Excessive use of acronyms within the scientific community is impeding general understanding and in some cases even the work of medical professionals, the author of a new study into the problem says.
Acronyms in scientific publications has proliferated over the last 70 years, according to the study just published in the scientific journal eLife.
Study co-author Professor Adrian Barnett, a senior research fellow at the Queensland University of Technology, tells Jim Mora the number of acronyms in scientific literature has made many studies incomprehensible to the public and is creating a Tower of Babel-like inability to communicate effectively among the scientific community.
This confusion arising from science's love affair with abbreviations needs to stop, he says.
In medicine the excessive use of acronyms, and poor use of language in general, makes in some cases tasks by doctors impossible, he says.
“For example, in the health and medical literature, 50 percent of randomised trials that are published are so badly described that if a doctor wants to repeat what was done in the paper, to implement it in their own patients, they can’t because it’s impossible to work out what people did.
“There are some scientists who are very good at this but in general I would say, which is really what matters, I think we all need to go on a writing course.”

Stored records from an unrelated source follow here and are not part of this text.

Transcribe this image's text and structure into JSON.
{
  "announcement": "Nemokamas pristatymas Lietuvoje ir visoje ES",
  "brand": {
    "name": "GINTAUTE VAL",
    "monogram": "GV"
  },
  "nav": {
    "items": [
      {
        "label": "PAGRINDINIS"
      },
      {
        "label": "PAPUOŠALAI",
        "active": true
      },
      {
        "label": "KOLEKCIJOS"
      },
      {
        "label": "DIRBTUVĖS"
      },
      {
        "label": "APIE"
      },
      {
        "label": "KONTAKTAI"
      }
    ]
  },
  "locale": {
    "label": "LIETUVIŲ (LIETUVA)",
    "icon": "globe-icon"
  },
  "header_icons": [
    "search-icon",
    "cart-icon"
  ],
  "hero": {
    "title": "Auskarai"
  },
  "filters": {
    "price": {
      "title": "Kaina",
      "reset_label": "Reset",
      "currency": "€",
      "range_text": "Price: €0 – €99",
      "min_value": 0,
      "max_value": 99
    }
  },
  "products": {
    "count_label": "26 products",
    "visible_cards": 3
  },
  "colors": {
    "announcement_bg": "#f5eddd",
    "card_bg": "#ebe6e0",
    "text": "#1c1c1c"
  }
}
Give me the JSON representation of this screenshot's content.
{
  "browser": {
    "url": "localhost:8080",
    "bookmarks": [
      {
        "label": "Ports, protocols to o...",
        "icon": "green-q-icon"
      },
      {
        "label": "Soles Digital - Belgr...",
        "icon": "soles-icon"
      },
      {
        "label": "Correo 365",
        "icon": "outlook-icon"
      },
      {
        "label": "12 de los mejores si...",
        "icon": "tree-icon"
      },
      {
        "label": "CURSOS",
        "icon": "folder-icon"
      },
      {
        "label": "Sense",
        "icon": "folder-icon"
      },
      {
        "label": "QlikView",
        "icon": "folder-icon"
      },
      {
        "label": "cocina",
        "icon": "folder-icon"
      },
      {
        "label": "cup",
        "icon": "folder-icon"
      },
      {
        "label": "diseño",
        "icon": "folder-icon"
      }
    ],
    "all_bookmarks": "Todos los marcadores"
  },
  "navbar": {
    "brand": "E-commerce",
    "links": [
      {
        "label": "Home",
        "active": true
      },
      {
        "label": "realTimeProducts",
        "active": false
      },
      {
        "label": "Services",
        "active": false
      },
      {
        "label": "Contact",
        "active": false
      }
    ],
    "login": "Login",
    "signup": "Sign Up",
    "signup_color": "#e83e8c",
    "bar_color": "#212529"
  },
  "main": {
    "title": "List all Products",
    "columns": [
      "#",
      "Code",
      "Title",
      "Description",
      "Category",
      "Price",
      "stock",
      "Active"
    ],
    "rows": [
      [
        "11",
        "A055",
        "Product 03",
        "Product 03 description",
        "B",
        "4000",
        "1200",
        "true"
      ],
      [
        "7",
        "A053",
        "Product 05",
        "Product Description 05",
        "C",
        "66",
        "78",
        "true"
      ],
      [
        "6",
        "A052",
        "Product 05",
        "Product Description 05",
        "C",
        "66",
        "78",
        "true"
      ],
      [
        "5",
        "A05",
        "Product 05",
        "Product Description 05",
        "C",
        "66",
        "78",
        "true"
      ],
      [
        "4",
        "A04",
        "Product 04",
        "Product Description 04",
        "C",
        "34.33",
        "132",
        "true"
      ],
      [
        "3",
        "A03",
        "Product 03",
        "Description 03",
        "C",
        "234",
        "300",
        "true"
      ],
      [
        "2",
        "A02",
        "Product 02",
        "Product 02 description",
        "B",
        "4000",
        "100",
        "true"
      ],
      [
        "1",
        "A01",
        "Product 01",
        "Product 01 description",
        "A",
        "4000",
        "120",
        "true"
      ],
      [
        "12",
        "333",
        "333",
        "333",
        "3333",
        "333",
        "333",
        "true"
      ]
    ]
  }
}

There are 17576 possible three-letter acronyms using upper case letters of the alphabet and Barnett found 94 percent of these combinations have been used at least once in scientific papers.
“We’re completely overusing acronyms. There’s only 6 percent left and they are the more unpopular ones, that start with Z and Q… Acronyms like DNA are very widely used, but there’s a huge amount that nobody knows what the hell they are.”
Barnett says over half of the 1.1 million acronyms analysed only get used a handful of times and don't escape the ivory towers of scientific academia. Inability to communicate effectively means good science is being lost on the public and even within scientific circles.
“I’m generalising here, but we are pretty guilty of living in our own little world. Specialisation is a good thing, but we do need to get out and reach out to the public a lot more.
“So, if you are a scientist and you’ve got a paper, give it to another colleague or a member of your family and see if they can actually understand it. Now more than ever in our history, we really need the public to understand science.
“If we don’t work that little bit harder on writing, which is not considered the most important skill in science, a lot of good science is being wasted. It’s just impenetrable.”
He says most of the papers are paid for by public money and using exclusionary language robs the public of their right to read studies and be in a position to grasp the meaning.
“The public are our ultimate customers. An interesting example that I’ve come across a lot is when you meet people who have been diagnosed with a disease and they want to read up on that disease. Some of them will go to the scientific literature, but often give up on that pretty quickly and then they may go to more readable sources that are far less reliable.”
The way scientists are communicating now has created a 'knowledge-ignorance paradox', where the sophistication of studies creates gaps in understanding for those reading them.
“We’re almost the victim of our own success," Barnett says. "Science has been very successful. We have expanded. A lot more people are working on science, but what that means is we’re now creating all this new research and in some areas it’s actually hard to get started, because of the amount of things you have to read handicaps you and prevents you from making any progress.
“There are areas now where there are more summary papers than original papers. There’s also a whole heap of areas where you can’t access this information because it’s behind paywalls…It’s making it hard to see the wood for the trees.”
A study in Scotland found that medical practitioners asked to identify what a list of abbreviations meant got many of these wrong, which showed the potential for serious complications to occur in the medical field.
“That could cause real harm. You know, you go in for something in your upper airway (UA) and you end up getting a uric acid test. It’s not going to be helpful.”
He says writing out many words or phases instead of acronyms makes more clear communication and, in many cases, doesn’t even add many syllables.
The solutions vary. The British Medical Association (BMA) suggests three acronyms per study, which would at least force scientists to think. Many scientists are simply not thinking.
“Some of the worst examples I saw are when people were trying to cram a whole heap of different things, so you had these acronyms six, seven letters long – it looked like somebody that Elon Musk would name their child. That’s really not useful.”
There are several reasons why acronyms have proliferated within the scientific community – from attempting to meet a word count, to laziness, academic aloofness, to out-and-out arrogance.
“If you create an acronym that then becomes used by others and becomes language in your area that is something that you can claim.”
“We found 1.1 million unique acronyms. Now, there are 170,000 words in use in the English language, so we’re creating our own language, 10 different languages and nobody knows how to speak them, and we can’t communicate with each other.”
He suspects there is a cultural aspect to the problem, where forms of reductionism like expressing information in ‘Twitter’ short form and use of fragmented parlance of modern speech patterns influence ways of communicating.
The reaction to his paper has been positive, he says. People shouldn’t feel embarrassed or awkward asking for clarity and urging discernible writing that doesn’t necessitate guessing or looking up acronym meanings.
“It has really struck a nerve here, because scientists know that this goes on, because we live it every day. I think we wanted to create some debate here. I love it if some journal editors read this and started to think about things. So individual scientists – if they think about change of behaviour, or just time they hear an acronym that they don’t know, don’t be afraid to put your hand up and say ‘what the heck does that mean?’.”